■ **Problem to solve**: From the first record to the last, write each one out again exactly.

■ **Dataset content**:
• • • •
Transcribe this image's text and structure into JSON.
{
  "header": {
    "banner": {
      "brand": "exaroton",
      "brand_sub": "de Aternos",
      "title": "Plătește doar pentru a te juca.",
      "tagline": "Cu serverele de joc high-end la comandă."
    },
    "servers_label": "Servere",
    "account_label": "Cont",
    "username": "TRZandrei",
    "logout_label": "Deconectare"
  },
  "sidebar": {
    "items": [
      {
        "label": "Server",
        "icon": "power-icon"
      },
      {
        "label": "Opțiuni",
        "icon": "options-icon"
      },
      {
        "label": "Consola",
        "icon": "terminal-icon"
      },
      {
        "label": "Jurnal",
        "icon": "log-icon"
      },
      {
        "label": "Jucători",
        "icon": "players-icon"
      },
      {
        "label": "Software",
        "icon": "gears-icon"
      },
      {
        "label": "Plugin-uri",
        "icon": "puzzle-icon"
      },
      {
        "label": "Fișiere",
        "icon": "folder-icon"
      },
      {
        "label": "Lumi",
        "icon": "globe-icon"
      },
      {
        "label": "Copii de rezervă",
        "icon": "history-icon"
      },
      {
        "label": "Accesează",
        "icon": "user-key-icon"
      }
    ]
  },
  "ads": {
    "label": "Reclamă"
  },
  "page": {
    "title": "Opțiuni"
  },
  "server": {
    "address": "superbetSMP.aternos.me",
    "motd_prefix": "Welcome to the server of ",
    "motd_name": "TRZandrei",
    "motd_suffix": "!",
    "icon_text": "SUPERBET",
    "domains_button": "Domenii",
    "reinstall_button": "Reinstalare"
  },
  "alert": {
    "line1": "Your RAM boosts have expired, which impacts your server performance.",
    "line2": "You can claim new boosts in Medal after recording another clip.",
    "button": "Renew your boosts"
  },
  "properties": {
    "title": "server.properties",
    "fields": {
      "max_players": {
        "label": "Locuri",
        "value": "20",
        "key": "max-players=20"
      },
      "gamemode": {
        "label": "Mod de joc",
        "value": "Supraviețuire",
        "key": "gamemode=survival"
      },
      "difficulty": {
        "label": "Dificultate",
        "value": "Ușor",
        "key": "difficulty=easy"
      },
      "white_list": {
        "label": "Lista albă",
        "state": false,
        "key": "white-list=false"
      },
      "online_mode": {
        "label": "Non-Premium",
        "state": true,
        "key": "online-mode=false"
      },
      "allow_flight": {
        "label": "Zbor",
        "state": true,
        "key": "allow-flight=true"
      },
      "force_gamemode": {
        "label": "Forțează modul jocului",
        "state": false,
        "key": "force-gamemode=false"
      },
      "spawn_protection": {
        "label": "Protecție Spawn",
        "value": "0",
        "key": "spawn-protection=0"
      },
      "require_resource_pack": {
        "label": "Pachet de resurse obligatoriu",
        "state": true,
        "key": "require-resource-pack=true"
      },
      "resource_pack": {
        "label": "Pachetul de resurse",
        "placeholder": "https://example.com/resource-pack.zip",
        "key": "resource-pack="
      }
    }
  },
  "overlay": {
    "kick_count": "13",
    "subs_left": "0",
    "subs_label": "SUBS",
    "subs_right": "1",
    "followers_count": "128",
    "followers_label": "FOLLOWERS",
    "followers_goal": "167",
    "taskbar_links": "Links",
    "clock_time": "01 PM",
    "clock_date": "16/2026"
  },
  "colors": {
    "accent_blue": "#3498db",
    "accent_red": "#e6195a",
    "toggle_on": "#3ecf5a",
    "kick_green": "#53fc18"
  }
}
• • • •
■ **Answer section**:
Transcribe this image's text and structure into JSON.
{
  "header": {
    "banner": {
      "brand": "exaroton",
      "brand_sub": "de Aternos",
      "title": "Plătește doar pentru a te juca.",
      "tagline": "Cu serverele de joc high-end la comandă."
    },
    "servers_label": "Servere",
    "account_label": "Cont",
    "username": "TRZandrei",
    "logout_label": "Deconectare"
  },
  "sidebar": {
    "items": [
      {
        "label": "Server",
        "icon": "power-icon"
      },
      {
        "label": "Opțiuni",
        "icon": "options-icon"
      },
      {
        "label": "Consola",
        "icon": "terminal-icon"
      },
      {
        "label": "Jurnal",
        "icon": "log-icon"
      },
      {
        "label": "Jucători",
        "icon": "players-icon"
      },
      {
        "label": "Software",
        "icon": "gears-icon"
      },
      {
        "label": "Plugin-uri",
        "icon": "puzzle-icon"
      },
      {
        "label": "Fișiere",
        "icon": "folder-icon"
      },
      {
        "label": "Lumi",
        "icon": "globe-icon"
      },
      {
        "label": "Copii de rezervă",
        "icon": "history-icon"
      },
      {
        "label": "Accesează",
        "icon": "user-key-icon"
      }
    ]
  },
  "ads": {
    "label": "Reclamă"
  },
  "page": {
    "title": "Opțiuni"
  },
  "server": {
    "address": "superbetSMP.aternos.me",
    "motd_prefix": "Welcome to the server of ",
    "motd_name": "TRZandrei",
    "motd_suffix": "!",
    "icon_text": "SUPERBET",
    "domains_button": "Domenii",
    "reinstall_button": "Reinstalare"
  },
  "alert": {
    "line1": "Your RAM boosts have expired, which impacts your server performance.",
    "line2": "You can claim new boosts in Medal after recording another clip.",
    "button": "Renew your boosts"
  },
  "properties": {
    "title": "server.properties",
    "fields": {
      "max_players": {
        "label": "Locuri",
        "value": "20",
        "key": "max-players=20"
      },
      "gamemode": {
        "label": "Mod de joc",
        "value": "Supraviețuire",
        "key": "gamemode=survival"
      },
      "difficulty": {
        "label": "Dificultate",
        "value": "Ușor",
        "key": "difficulty=easy"
      },
      "white_list": {
        "label": "Lista albă",
        "state": false,
        "key": "white-list=false"
      },
      "online_mode": {
        "label": "Non-Premium",
        "state": true,
        "key": "online-mode=false"
      },
      "allow_flight": {
        "label": "Zbor",
        "state": true,
        "key": "allow-flight=true"
      },
      "force_gamemode": {
        "label": "Forțează modul jocului",
        "state": false,
        "key": "force-gamemode=false"
      },
      "spawn_protection": {
        "label": "Protecție Spawn",
        "value": "0",
        "key": "spawn-protection=0"
      },
      "require_resource_pack": {
        "label": "Pachet de resurse obligatoriu",
        "state": true,
        "key": "require-resource-pack=true"
      },
      "resource_pack": {
        "label": "Pachetul de resurse",
        "placeholder": "https://example.com/resource-pack.zip",
        "key": "resource-pack="
      }
    }
  },
  "overlay": {
    "kick_count": "13",
    "subs_left": "0",
    "subs_label": "SUBS",
    "subs_right": "1",
    "followers_count": "128",
    "followers_label": "FOLLOWERS",
    "followers_goal": "167",
    "taskbar_links": "Links",
    "clock_time": "01 PM",
    "clock_date": "16/2026"
  },
  "colors": {
    "accent_blue": "#3498db",
    "accent_red": "#e6195a",
    "toggle_on": "#3ecf5a",
    "kick_green": "#53fc18"
  }
}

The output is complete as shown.